 When chatting to Phil, it doesn’t take you long to realise there’s one thing he’s not short on, and that’s having an opinion. So, when it comes to looking into his crystal ball to see how the profession will change and evolve over the next 10 years, he sees plenty of opportunities ahead.

 Side-stepping the obvious, like the integration of technology and aligned services, such as accounting and law, into financial planning models, Phil identifies a rapidly emerging trend in the U.K., which he believes will eventually play out in Australia – new product manufacture and distribution channels.

 “Non-traditional financial services players, like supermarkets, will increasingly move into financial services product manufacture and distribution. Why? Because consumers are increasingly looking to go elsewhere, other than banks, for their financial services products.”

 As a part of this move away from traditional product manufacturers, Phil believes products will become simpler. However, he cautions for that to happen, the Government will need to provide greater certainty by stop tinkering with rules and regulation, particularly in relation to areas

like superannuation.

 As for the future, well, this CFP®practitioner remains very upbeat, particularly in respect of the current cohort of planners handing over the baton to the next generation of professionals. “We will see more generational succession within the profession, and probably from father to daughter. In the U.K., we are seeing many more young women joining the profession, which is fantastic to see,” Phil says.

 “In fact, I’m very optimistic about the next 10 years. Right now is a great time to be a financial planner, particularly if we take the time to learn from each other. And the next 10 years could be even better!”

 Phil Billingham CFP®will be part of a panel discussion of global planning experts at the 2019 FPA Professionals Congress in Melbourne (27-29 November). For more information on the Congress program or to register your attendance, click here.


About your speaker

Phil Billingham CFP®has been a planner, author, trainer and consultant since 1982. He is passionate about bringing his considerable international experience to support financial planners around the world to cope with regulatory change, mainly in the U.K. and South Africa.

 His past roles have included: working in the U.S. with the National Association of Financial Advisers and Consumer Federation of America; former Director and Vice-Chairman of the Society of Financial Advisers in the U.K.; former Director of the Institute of Financial Planning (2007-2012) and Chair of the Ethics and Practice Standards Committee (U.K.); and member of the Financial Planning Standards Board’s (FPSB) Regulatory Advisory Panel (2009-2014).

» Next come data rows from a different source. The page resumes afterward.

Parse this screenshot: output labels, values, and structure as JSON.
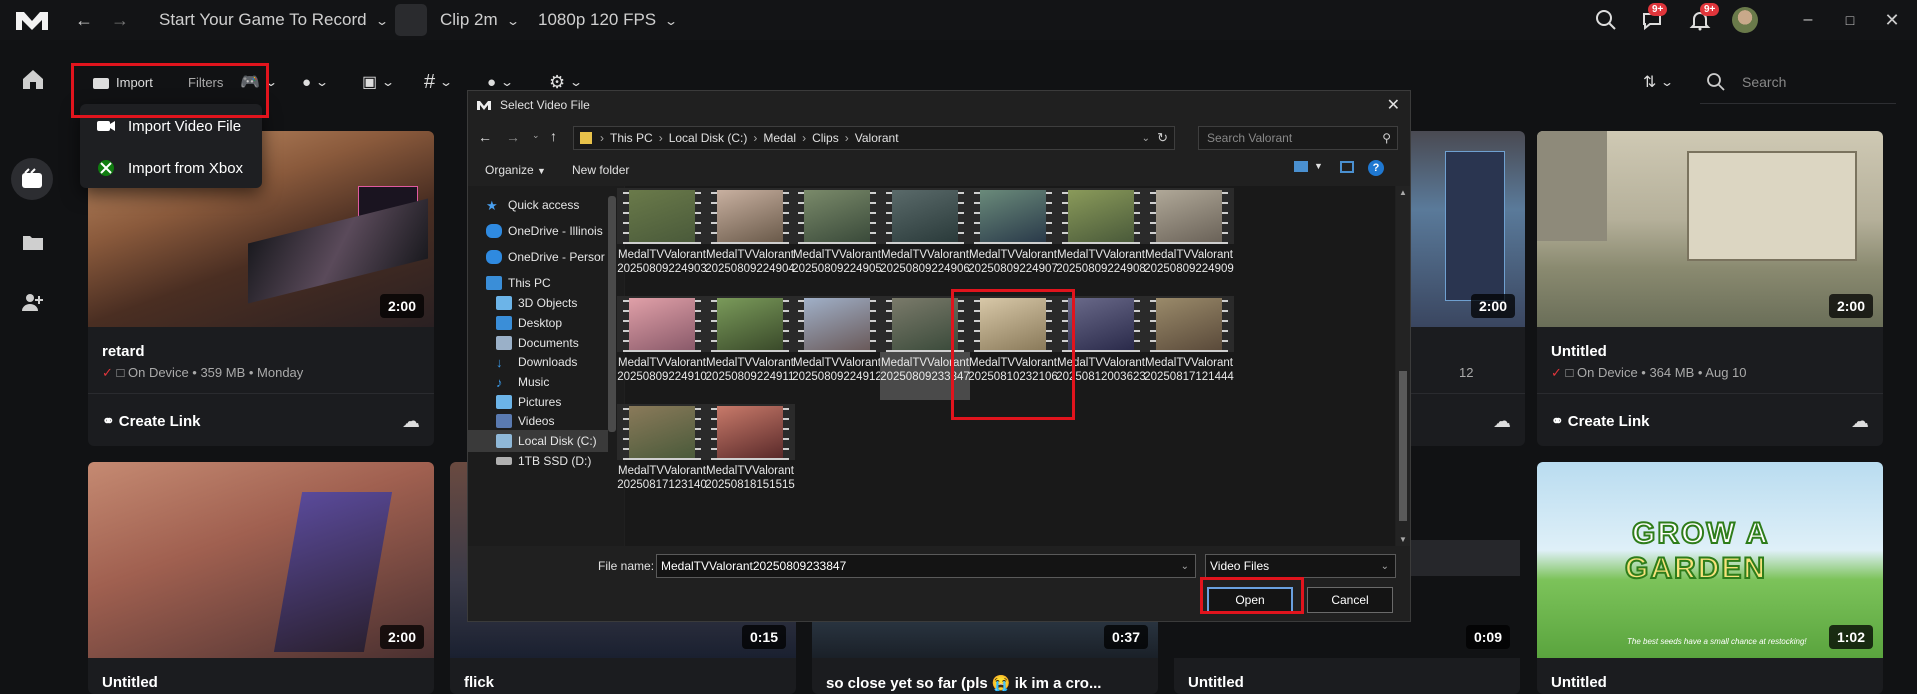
{
  "topbar": {
    "game_select": "Start Your Game To Record",
    "clip_length": "Clip 2m",
    "quality": "1080p 120 FPS",
    "badge_friends": "9+",
    "badge_notifications": "9+"
  },
  "filters": {
    "import_label": "Import",
    "filters_label": "Filters",
    "search_placeholder": "Search"
  },
  "import_menu": {
    "items": [
      "Import Video File",
      "Import from Xbox"
    ]
  },
  "cards": [
    {
      "title": "retard",
      "meta": "On Device • 359 MB • Monday",
      "duration": "2:00",
      "link": "Create Link"
    },
    {
      "title": "Untitled",
      "meta": "On Device • 364 MB • Aug 10",
      "duration": "2:00",
      "link": "Create Link"
    },
    {
      "title": "Untitled",
      "duration": "2:00"
    },
    {
      "title": "flick",
      "duration": "0:15"
    },
    {
      "title": "so close yet so far (pls 😭 ik im a cro...",
      "duration": "0:37"
    },
    {
      "title": "Untitled",
      "duration": "0:09"
    },
    {
      "title": "Untitled",
      "duration": "1:02"
    }
  ],
  "partial_card": {
    "duration": "2:00",
    "meta_suffix": "12"
  },
  "garden_text": {
    "line1": "GROW A",
    "line2": "GARDEN",
    "caption": "The best seeds have a small chance at restocking!"
  },
  "dialog": {
    "title": "Select Video File",
    "path": [
      "This PC",
      "Local Disk (C:)",
      "Medal",
      "Clips",
      "Valorant"
    ],
    "search_placeholder": "Search Valorant",
    "organize": "Organize",
    "new_folder": "New folder",
    "nav": [
      "Quick access",
      "OneDrive - Illinois",
      "OneDrive - Persor",
      "This PC",
      "3D Objects",
      "Desktop",
      "Documents",
      "Downloads",
      "Music",
      "Pictures",
      "Videos",
      "Local Disk (C:)",
      "1TB SSD (D:)"
    ],
    "files": [
      {
        "l1": "MedalTVValorant",
        "l2": "20250809224903"
      },
      {
        "l1": "MedalTVValorant",
        "l2": "20250809224904"
      },
      {
        "l1": "MedalTVValorant",
        "l2": "20250809224905"
      },
      {
        "l1": "MedalTVValorant",
        "l2": "20250809224906"
      },
      {
        "l1": "MedalTVValorant",
        "l2": "20250809224907"
      },
      {
        "l1": "MedalTVValorant",
        "l2": "20250809224908"
      },
      {
        "l1": "MedalTVValorant",
        "l2": "20250809224909"
      },
      {
        "l1": "MedalTVValorant",
        "l2": "20250809224910"
      },
      {
        "l1": "MedalTVValorant",
        "l2": "20250809224911"
      },
      {
        "l1": "MedalTVValorant",
        "l2": "20250809224912"
      },
      {
        "l1": "MedalTVValorant",
        "l2": "20250809233847"
      },
      {
        "l1": "MedalTVValorant",
        "l2": "20250810232106"
      },
      {
        "l1": "MedalTVValorant",
        "l2": "20250812003623"
      },
      {
        "l1": "MedalTVValorant",
        "l2": "20250817121444"
      },
      {
        "l1": "MedalTVValorant",
        "l2": "20250817123140"
      },
      {
        "l1": "MedalTVValorant",
        "l2": "20250818151515"
      }
    ],
    "file_name_label": "File name:",
    "file_name_value": "MedalTVValorant20250809233847",
    "file_type": "Video Files",
    "open": "Open",
    "cancel": "Cancel"
  },
  "colors": {
    "accent_red": "#e1141d",
    "dialog_bg": "#202020"
  }
}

 Phil has worked with planners and regulators around the world, including India, Canada, U.S., South Africa and Australia.

He remains an active planner and Director at Perceptive Planning, an independent Chartered Financial Planning firm he owns and runs with his wife. The U.K. business was nominated ‘Top 100’ status in 2014, 2015, 2016 and 2017 by Citywire.